◆ What is required: An identical copy of all records below is to be written out.

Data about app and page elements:
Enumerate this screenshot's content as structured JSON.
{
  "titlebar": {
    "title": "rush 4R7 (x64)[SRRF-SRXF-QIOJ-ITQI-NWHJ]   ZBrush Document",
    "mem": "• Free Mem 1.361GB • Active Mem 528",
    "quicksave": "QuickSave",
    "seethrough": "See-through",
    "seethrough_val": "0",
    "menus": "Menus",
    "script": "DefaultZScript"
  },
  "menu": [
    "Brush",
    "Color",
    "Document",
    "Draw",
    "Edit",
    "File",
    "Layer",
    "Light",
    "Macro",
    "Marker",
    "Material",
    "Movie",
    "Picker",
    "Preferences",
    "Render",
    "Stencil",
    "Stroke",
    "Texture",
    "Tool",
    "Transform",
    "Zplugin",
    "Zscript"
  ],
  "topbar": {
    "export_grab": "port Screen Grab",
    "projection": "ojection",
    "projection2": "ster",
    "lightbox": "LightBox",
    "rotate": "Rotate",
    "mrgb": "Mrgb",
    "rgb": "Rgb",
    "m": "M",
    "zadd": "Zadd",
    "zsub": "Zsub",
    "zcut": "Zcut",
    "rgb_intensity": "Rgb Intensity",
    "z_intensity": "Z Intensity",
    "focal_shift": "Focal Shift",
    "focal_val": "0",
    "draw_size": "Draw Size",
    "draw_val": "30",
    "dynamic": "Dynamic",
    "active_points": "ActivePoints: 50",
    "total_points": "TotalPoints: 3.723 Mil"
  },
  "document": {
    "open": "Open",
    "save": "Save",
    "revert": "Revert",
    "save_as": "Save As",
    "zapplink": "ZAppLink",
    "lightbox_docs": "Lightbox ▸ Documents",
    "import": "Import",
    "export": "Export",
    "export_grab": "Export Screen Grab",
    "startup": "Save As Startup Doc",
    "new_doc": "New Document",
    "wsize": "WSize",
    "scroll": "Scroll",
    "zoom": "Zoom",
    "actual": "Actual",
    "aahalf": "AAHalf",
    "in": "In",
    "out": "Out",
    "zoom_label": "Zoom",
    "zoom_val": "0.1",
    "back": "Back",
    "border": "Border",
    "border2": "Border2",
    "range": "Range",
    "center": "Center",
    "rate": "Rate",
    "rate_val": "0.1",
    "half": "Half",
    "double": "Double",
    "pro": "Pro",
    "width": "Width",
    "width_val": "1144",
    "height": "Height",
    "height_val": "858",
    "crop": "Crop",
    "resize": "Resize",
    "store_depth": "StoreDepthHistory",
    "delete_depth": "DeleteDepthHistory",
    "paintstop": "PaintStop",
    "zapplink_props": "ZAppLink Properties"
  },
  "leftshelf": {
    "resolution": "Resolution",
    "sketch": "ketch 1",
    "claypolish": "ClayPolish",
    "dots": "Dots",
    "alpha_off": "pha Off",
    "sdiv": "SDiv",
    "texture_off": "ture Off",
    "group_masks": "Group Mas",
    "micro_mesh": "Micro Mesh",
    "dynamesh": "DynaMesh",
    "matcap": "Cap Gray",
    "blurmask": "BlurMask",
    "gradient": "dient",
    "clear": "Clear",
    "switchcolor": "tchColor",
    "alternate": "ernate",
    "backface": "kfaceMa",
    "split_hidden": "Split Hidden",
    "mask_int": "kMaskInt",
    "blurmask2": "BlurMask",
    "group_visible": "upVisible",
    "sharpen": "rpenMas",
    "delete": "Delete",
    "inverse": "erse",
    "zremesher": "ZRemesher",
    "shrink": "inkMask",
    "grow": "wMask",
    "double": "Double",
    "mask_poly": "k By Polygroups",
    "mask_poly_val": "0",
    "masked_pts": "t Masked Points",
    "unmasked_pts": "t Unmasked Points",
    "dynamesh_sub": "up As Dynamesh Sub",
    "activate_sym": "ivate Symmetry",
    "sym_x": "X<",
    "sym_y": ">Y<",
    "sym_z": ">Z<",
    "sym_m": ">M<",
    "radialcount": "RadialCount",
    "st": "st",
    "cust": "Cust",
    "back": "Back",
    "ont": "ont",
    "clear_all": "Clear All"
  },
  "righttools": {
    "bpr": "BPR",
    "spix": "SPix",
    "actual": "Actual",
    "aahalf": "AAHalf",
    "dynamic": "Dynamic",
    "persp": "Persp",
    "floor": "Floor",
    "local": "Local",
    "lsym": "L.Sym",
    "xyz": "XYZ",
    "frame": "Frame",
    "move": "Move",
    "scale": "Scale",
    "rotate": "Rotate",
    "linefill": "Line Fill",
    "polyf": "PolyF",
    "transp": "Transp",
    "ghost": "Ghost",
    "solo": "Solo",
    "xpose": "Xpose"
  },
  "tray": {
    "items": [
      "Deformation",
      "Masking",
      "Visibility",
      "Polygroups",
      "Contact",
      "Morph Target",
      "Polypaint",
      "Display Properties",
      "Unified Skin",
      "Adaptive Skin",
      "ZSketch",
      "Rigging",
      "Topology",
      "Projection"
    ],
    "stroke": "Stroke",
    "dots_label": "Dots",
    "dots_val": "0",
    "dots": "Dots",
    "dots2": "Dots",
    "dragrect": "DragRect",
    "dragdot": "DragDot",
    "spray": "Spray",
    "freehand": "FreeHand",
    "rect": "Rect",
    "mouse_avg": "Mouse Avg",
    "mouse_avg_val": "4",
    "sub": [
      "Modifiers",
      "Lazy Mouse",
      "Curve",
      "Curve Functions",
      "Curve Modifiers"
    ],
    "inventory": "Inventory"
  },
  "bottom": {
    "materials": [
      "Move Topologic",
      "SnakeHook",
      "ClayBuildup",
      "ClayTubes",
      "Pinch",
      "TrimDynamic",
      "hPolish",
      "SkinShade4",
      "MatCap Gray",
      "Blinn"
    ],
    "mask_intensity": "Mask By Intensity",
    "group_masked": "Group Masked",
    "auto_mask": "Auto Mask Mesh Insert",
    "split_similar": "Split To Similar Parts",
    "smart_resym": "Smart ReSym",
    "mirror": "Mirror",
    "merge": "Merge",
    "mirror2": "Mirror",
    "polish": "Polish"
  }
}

◆ Answer space:
Enumerate this screenshot's content as structured JSON.
{
  "titlebar": {
    "title": "rush 4R7 (x64)[SRRF-SRXF-QIOJ-ITQI-NWHJ]   ZBrush Document",
    "mem": "• Free Mem 1.361GB • Active Mem 528",
    "quicksave": "QuickSave",
    "seethrough": "See-through",
    "seethrough_val": "0",
    "menus": "Menus",
    "script": "DefaultZScript"
  },
  "menu": [
    "Brush",
    "Color",
    "Document",
    "Draw",
    "Edit",
    "File",
    "Layer",
    "Light",
    "Macro",
    "Marker",
    "Material",
    "Movie",
    "Picker",
    "Preferences",
    "Render",
    "Stencil",
    "Stroke",
    "Texture",
    "Tool",
    "Transform",
    "Zplugin",
    "Zscript"
  ],
  "topbar": {
    "export_grab": "port Screen Grab",
    "projection": "ojection",
    "projection2": "ster",
    "lightbox": "LightBox",
    "rotate": "Rotate",
    "mrgb": "Mrgb",
    "rgb": "Rgb",
    "m": "M",
    "zadd": "Zadd",
    "zsub": "Zsub",
    "zcut": "Zcut",
    "rgb_intensity": "Rgb Intensity",
    "z_intensity": "Z Intensity",
    "focal_shift": "Focal Shift",
    "focal_val": "0",
    "draw_size": "Draw Size",
    "draw_val": "30",
    "dynamic": "Dynamic",
    "active_points": "ActivePoints: 50",
    "total_points": "TotalPoints: 3.723 Mil"
  },
  "document": {
    "open": "Open",
    "save": "Save",
    "revert": "Revert",
    "save_as": "Save As",
    "zapplink": "ZAppLink",
    "lightbox_docs": "Lightbox ▸ Documents",
    "import": "Import",
    "export": "Export",
    "export_grab": "Export Screen Grab",
    "startup": "Save As Startup Doc",
    "new_doc": "New Document",
    "wsize": "WSize",
    "scroll": "Scroll",
    "zoom": "Zoom",
    "actual": "Actual",
    "aahalf": "AAHalf",
    "in": "In",
    "out": "Out",
    "zoom_label": "Zoom",
    "zoom_val": "0.1",
    "back": "Back",
    "border": "Border",
    "border2": "Border2",
    "range": "Range",
    "center": "Center",
    "rate": "Rate",
    "rate_val": "0.1",
    "half": "Half",
    "double": "Double",
    "pro": "Pro",
    "width": "Width",
    "width_val": "1144",
    "height": "Height",
    "height_val": "858",
    "crop": "Crop",
    "resize": "Resize",
    "store_depth": "StoreDepthHistory",
    "delete_depth": "DeleteDepthHistory",
    "paintstop": "PaintStop",
    "zapplink_props": "ZAppLink Properties"
  },
  "leftshelf": {
    "resolution": "Resolution",
    "sketch": "ketch 1",
    "claypolish": "ClayPolish",
    "dots": "Dots",
    "alpha_off": "pha Off",
    "sdiv": "SDiv",
    "texture_off": "ture Off",
    "group_masks": "Group Mas",
    "micro_mesh": "Micro Mesh",
    "dynamesh": "DynaMesh",
    "matcap": "Cap Gray",
    "blurmask": "BlurMask",
    "gradient": "dient",
    "clear": "Clear",
    "switchcolor": "tchColor",
    "alternate": "ernate",
    "backface": "kfaceMa",
    "split_hidden": "Split Hidden",
    "mask_int": "kMaskInt",
    "blurmask2": "BlurMask",
    "group_visible": "upVisible",
    "sharpen": "rpenMas",
    "delete": "Delete",
    "inverse": "erse",
    "zremesher": "ZRemesher",
    "shrink": "inkMask",
    "grow": "wMask",
    "double": "Double",
    "mask_poly": "k By Polygroups",
    "mask_poly_val": "0",
    "masked_pts": "t Masked Points",
    "unmasked_pts": "t Unmasked Points",
    "dynamesh_sub": "up As Dynamesh Sub",
    "activate_sym": "ivate Symmetry",
    "sym_x": "X<",
    "sym_y": ">Y<",
    "sym_z": ">Z<",
    "sym_m": ">M<",
    "radialcount": "RadialCount",
    "st": "st",
    "cust": "Cust",
    "back": "Back",
    "ont": "ont",
    "clear_all": "Clear All"
  },
  "righttools": {
    "bpr": "BPR",
    "spix": "SPix",
    "actual": "Actual",
    "aahalf": "AAHalf",
    "dynamic": "Dynamic",
    "persp": "Persp",
    "floor": "Floor",
    "local": "Local",
    "lsym": "L.Sym",
    "xyz": "XYZ",
    "frame": "Frame",
    "move": "Move",
    "scale": "Scale",
    "rotate": "Rotate",
    "linefill": "Line Fill",
    "polyf": "PolyF",
    "transp": "Transp",
    "ghost": "Ghost",
    "solo": "Solo",
    "xpose": "Xpose"
  },
  "tray": {
    "items": [
      "Deformation",
      "Masking",
      "Visibility",
      "Polygroups",
      "Contact",
      "Morph Target",
      "Polypaint",
      "Display Properties",
      "Unified Skin",
      "Adaptive Skin",
      "ZSketch",
      "Rigging",
      "Topology",
      "Projection"
    ],
    "stroke": "Stroke",
    "dots_label": "Dots",
    "dots_val": "0",
    "dots": "Dots",
    "dots2": "Dots",
    "dragrect": "DragRect",
    "dragdot": "DragDot",
    "spray": "Spray",
    "freehand": "FreeHand",
    "rect": "Rect",
    "mouse_avg": "Mouse Avg",
    "mouse_avg_val": "4",
    "sub": [
      "Modifiers",
      "Lazy Mouse",
      "Curve",
      "Curve Functions",
      "Curve Modifiers"
    ],
    "inventory": "Inventory"
  },
  "bottom": {
    "materials": [
      "Move Topologic",
      "SnakeHook",
      "ClayBuildup",
      "ClayTubes",
      "Pinch",
      "TrimDynamic",
      "hPolish",
      "SkinShade4",
      "MatCap Gray",
      "Blinn"
    ],
    "mask_intensity": "Mask By Intensity",
    "group_masked": "Group Masked",
    "auto_mask": "Auto Mask Mesh Insert",
    "split_similar": "Split To Similar Parts",
    "smart_resym": "Smart ReSym",
    "mirror": "Mirror",
    "merge": "Merge",
    "mirror2": "Mirror",
    "polish": "Polish"
  }
}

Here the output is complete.